*EXERCISE MATERIALS*:
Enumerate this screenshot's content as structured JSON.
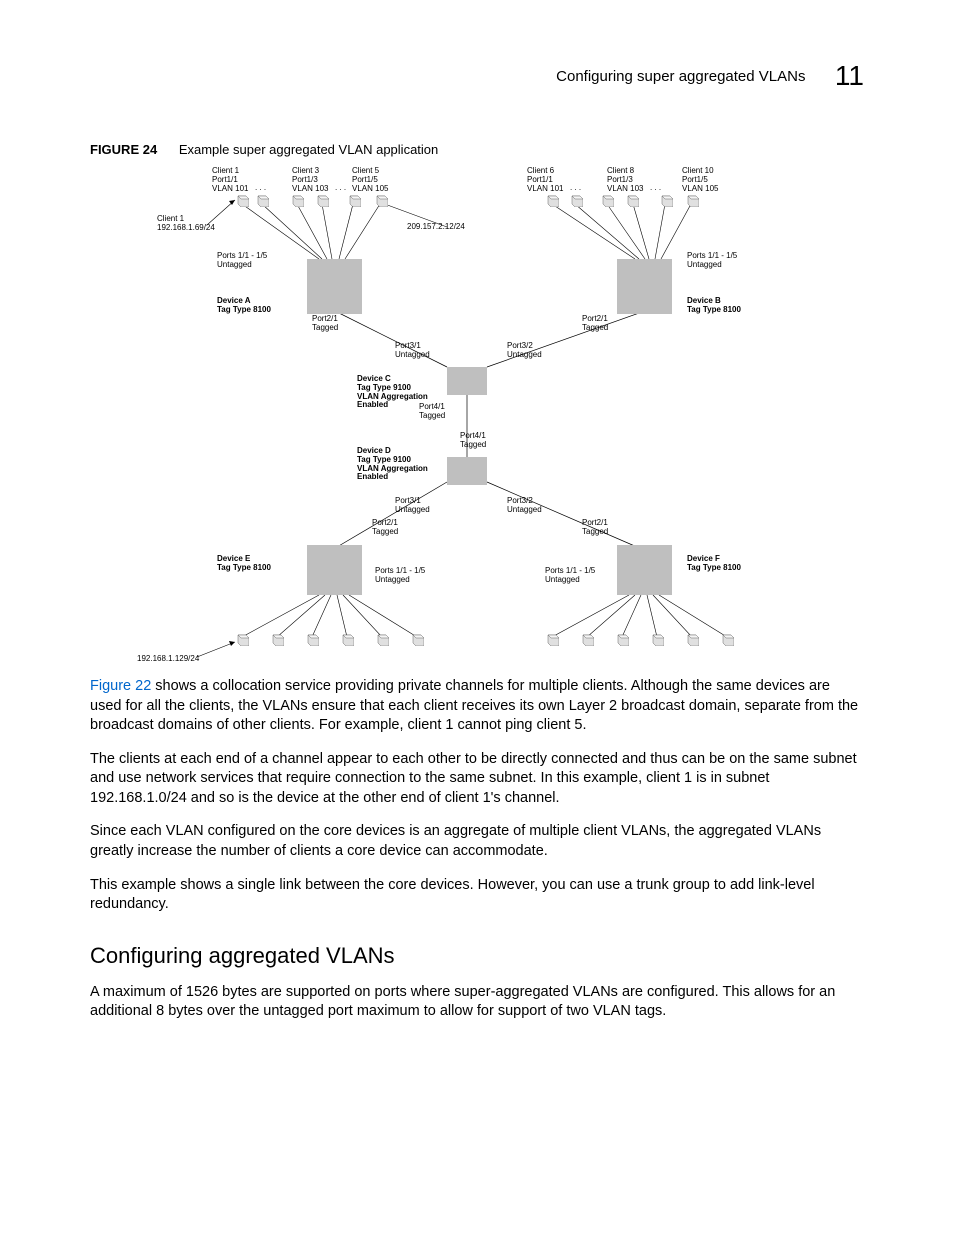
{
  "header": {
    "title": "Configuring super aggregated VLANs",
    "chapter": "11"
  },
  "figure": {
    "label": "FIGURE 24",
    "caption": "Example super aggregated VLAN application"
  },
  "diagram": {
    "top_left_clients": [
      {
        "name": "Client 1",
        "port": "Port1/1",
        "vlan": "VLAN 101"
      },
      {
        "name": "Client 3",
        "port": "Port1/3",
        "vlan": "VLAN 103"
      },
      {
        "name": "Client 5",
        "port": "Port1/5",
        "vlan": "VLAN 105"
      }
    ],
    "top_right_clients": [
      {
        "name": "Client 6",
        "port": "Port1/1",
        "vlan": "VLAN 101"
      },
      {
        "name": "Client 8",
        "port": "Port1/3",
        "vlan": "VLAN 103"
      },
      {
        "name": "Client 10",
        "port": "Port1/5",
        "vlan": "VLAN 105"
      }
    ],
    "client1_ip": "Client 1\n192.168.1.69/24",
    "ip_209": "209.157.2.12/24",
    "ports_untagged": "Ports 1/1 - 1/5\nUntagged",
    "deviceA": "Device A\nTag Type 8100",
    "deviceB": "Device B\nTag Type 8100",
    "port21_tagged": "Port2/1\nTagged",
    "port31_untagged": "Port3/1\nUntagged",
    "port32_untagged": "Port3/2\nUntagged",
    "deviceC": "Device C\nTag Type 9100\nVLAN Aggregation\nEnabled",
    "port41_tagged": "Port4/1\nTagged",
    "deviceD": "Device D\nTag Type 9100\nVLAN Aggregation\nEnabled",
    "deviceE": "Device E\nTag Type 8100",
    "deviceF": "Device F\nTag Type 8100",
    "ports_15_untagged": "Ports 1/1 - 1/5\nUntagged",
    "bottom_ip": "192.168.1.129/24",
    "dots": ". . ."
  },
  "body": {
    "p1_link": "Figure 22",
    "p1": " shows a collocation service providing private channels for multiple clients. Although the same devices are used for all the clients, the VLANs ensure that each client receives its own Layer 2 broadcast domain, separate from the broadcast domains of other clients. For example, client 1 cannot ping client 5.",
    "p2": "The clients at each end of a channel appear to each other to be directly connected and thus can be on the same subnet and use network services that require connection to the same subnet. In this example, client 1 is in subnet 192.168.1.0/24 and so is the device at the other end of client 1's channel.",
    "p3": "Since each VLAN configured on the core devices is an aggregate of multiple client VLANs, the aggregated VLANs greatly increase the number of clients a core device can accommodate.",
    "p4": "This example shows a single link between the core devices. However, you can use a trunk group to add link-level redundancy.",
    "h2": "Configuring aggregated VLANs",
    "p5": "A maximum of 1526 bytes are supported on ports where super-aggregated VLANs are configured. This allows for an additional 8 bytes over the untagged port maximum to allow for support of two VLAN tags."
  }
}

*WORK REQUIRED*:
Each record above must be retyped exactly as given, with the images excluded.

*EXERCISE SOLUTION*:
Enumerate this screenshot's content as structured JSON.
{
  "header": {
    "title": "Configuring super aggregated VLANs",
    "chapter": "11"
  },
  "figure": {
    "label": "FIGURE 24",
    "caption": "Example super aggregated VLAN application"
  },
  "diagram": {
    "top_left_clients": [
      {
        "name": "Client 1",
        "port": "Port1/1",
        "vlan": "VLAN 101"
      },
      {
        "name": "Client 3",
        "port": "Port1/3",
        "vlan": "VLAN 103"
      },
      {
        "name": "Client 5",
        "port": "Port1/5",
        "vlan": "VLAN 105"
      }
    ],
    "top_right_clients": [
      {
        "name": "Client 6",
        "port": "Port1/1",
        "vlan": "VLAN 101"
      },
      {
        "name": "Client 8",
        "port": "Port1/3",
        "vlan": "VLAN 103"
      },
      {
        "name": "Client 10",
        "port": "Port1/5",
        "vlan": "VLAN 105"
      }
    ],
    "client1_ip": "Client 1\n192.168.1.69/24",
    "ip_209": "209.157.2.12/24",
    "ports_untagged": "Ports 1/1 - 1/5\nUntagged",
    "deviceA": "Device A\nTag Type 8100",
    "deviceB": "Device B\nTag Type 8100",
    "port21_tagged": "Port2/1\nTagged",
    "port31_untagged": "Port3/1\nUntagged",
    "port32_untagged": "Port3/2\nUntagged",
    "deviceC": "Device C\nTag Type 9100\nVLAN Aggregation\nEnabled",
    "port41_tagged": "Port4/1\nTagged",
    "deviceD": "Device D\nTag Type 9100\nVLAN Aggregation\nEnabled",
    "deviceE": "Device E\nTag Type 8100",
    "deviceF": "Device F\nTag Type 8100",
    "ports_15_untagged": "Ports 1/1 - 1/5\nUntagged",
    "bottom_ip": "192.168.1.129/24",
    "dots": ". . ."
  },
  "body": {
    "p1_link": "Figure 22",
    "p1": " shows a collocation service providing private channels for multiple clients. Although the same devices are used for all the clients, the VLANs ensure that each client receives its own Layer 2 broadcast domain, separate from the broadcast domains of other clients. For example, client 1 cannot ping client 5.",
    "p2": "The clients at each end of a channel appear to each other to be directly connected and thus can be on the same subnet and use network services that require connection to the same subnet. In this example, client 1 is in subnet 192.168.1.0/24 and so is the device at the other end of client 1's channel.",
    "p3": "Since each VLAN configured on the core devices is an aggregate of multiple client VLANs, the aggregated VLANs greatly increase the number of clients a core device can accommodate.",
    "p4": "This example shows a single link between the core devices. However, you can use a trunk group to add link-level redundancy.",
    "h2": "Configuring aggregated VLANs",
    "p5": "A maximum of 1526 bytes are supported on ports where super-aggregated VLANs are configured. This allows for an additional 8 bytes over the untagged port maximum to allow for support of two VLAN tags."
  }
}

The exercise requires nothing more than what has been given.